Ms. Françoise Le Gall, Ms. L. Effie Psalida, Mr. Pietro Garibaldi, Mr. Julian Berengaut, Mr. Jerald A Schiff, Ms. Kerstin Westin, Mr. Augusto López-Claros, Mr. Richard E Stern, and Mr. Dennis Jones
Are the three Baltic countries, Latvia, Estonia, and Lithuania, ready for accession to the European Union? Have their economies overcome the problems of transition? The answers to these questions and their implications for policy are provided in this collection of analyses. Rather than a country-by-country description, the volume provides a cross-country perspective of developments from 1994 through mid-1997. The seven sections of this paper discuss recent macroeconomic and structural policies, exchange rate regimes, fiscal issues, financial systems, private sector development, and accession to the European Union.
Mr. Barry J. Eichengreen, Ms. Inci Ötker, Mr. A. J Hamann, Mr. Esteban Jadresic, Mr. R. B. Johnston, Mr. Hugh Bredenkamp, and Mr. Paul R Masson
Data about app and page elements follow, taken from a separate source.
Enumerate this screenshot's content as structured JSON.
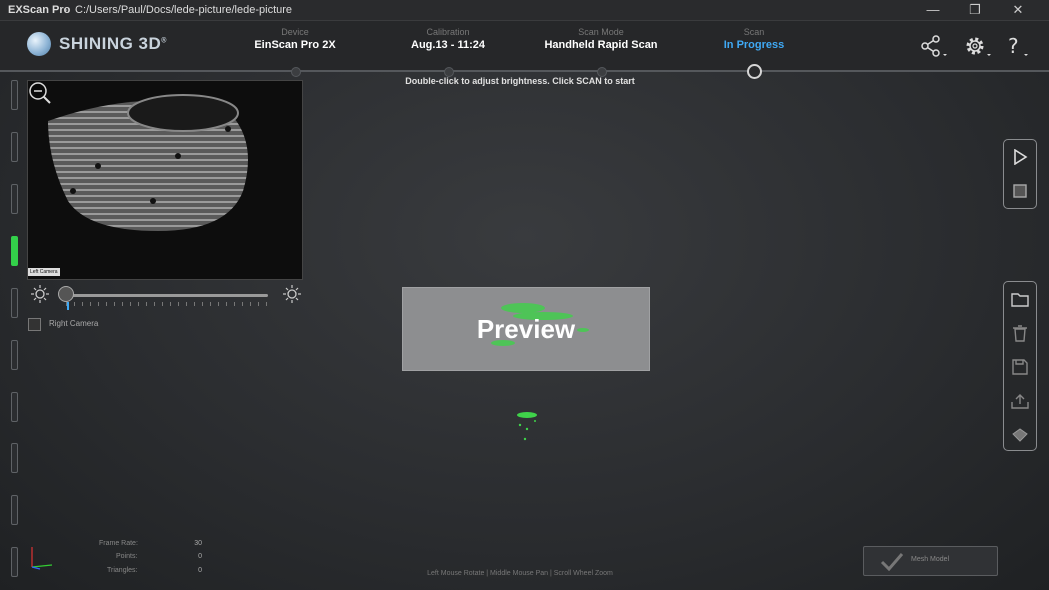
{
  "titlebar": {
    "app": "EXScan Pro",
    "sep": "-",
    "path": "C:/Users/Paul/Docs/lede-picture/lede-picture",
    "minimize": "—",
    "restore": "❐",
    "close": "✕"
  },
  "brand": {
    "name": "SHINING 3D",
    "reg": "®"
  },
  "steps": [
    {
      "label": "Device",
      "value": "EinScan Pro 2X"
    },
    {
      "label": "Calibration",
      "value": "Aug.13 - 11:24"
    },
    {
      "label": "Scan Mode",
      "value": "Handheld Rapid Scan"
    },
    {
      "label": "Scan",
      "value": "In Progress"
    }
  ],
  "hint": "Double-click to adjust brightness. Click SCAN to start",
  "camera": {
    "left_label": "Left Camera",
    "right_label": "Right Camera"
  },
  "preview": {
    "label": "Preview"
  },
  "stats": [
    {
      "label": "Frame Rate:",
      "value": "30"
    },
    {
      "label": "Points:",
      "value": "0"
    },
    {
      "label": "Triangles:",
      "value": "0"
    }
  ],
  "footer": "Left Mouse Rotate | Middle Mouse Pan | Scroll Wheel Zoom",
  "mesh_button": {
    "label": "Mesh Model"
  },
  "colors": {
    "accent": "#3fa9f5",
    "active_green": "#33d04a"
  },
  "icons": [
    "share-icon",
    "gear-icon",
    "help-icon",
    "play-icon",
    "stop-icon",
    "folder-icon",
    "trash-icon",
    "save-icon",
    "export-icon",
    "clear-icon"
  ]
}
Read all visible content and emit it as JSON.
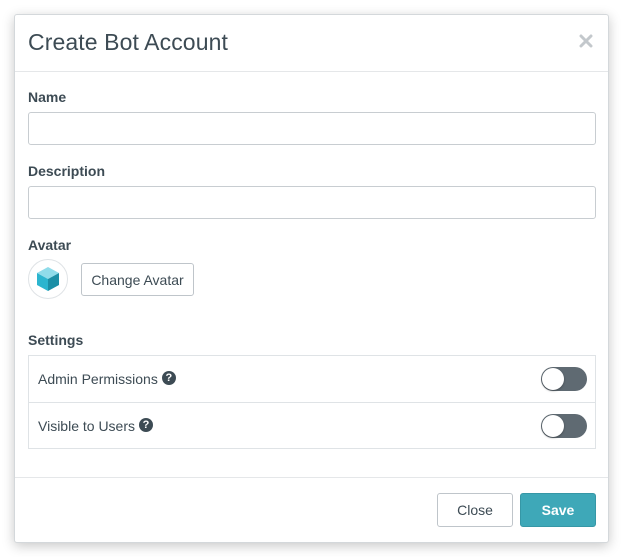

In a world of increasing capital mobility and broadening and more diversified trade, many (but not all) developing and transition economies are likely to find it desirable to move from relatively fixed exchange rate regimes to regimes of greater exchange rate flexibility. This paper suggests why, and considers strategies that countries may consider for such a move. It reinforces this discussion with a review of experience from teh past two decades with alternative exchange rate regimes. The paper also identifies policies that can facilitate the transition to greater exchange rate flexibility for countries that wish to pursue this option.
Poland was the first centrally planned economy in Eastern Europe to leave the Soviet bloc and introduce systemic reforms in all sectors of the economy. The transformation of the National Bank from a monobank to an institution of a market-based system and the Polish financial sector into a market-oriented banking system was an important element of the reform process and received strong support from the IMF and the international community. This paper describes the steps taken by the National Bank, analyzes the monetary situation, and makes recommendations.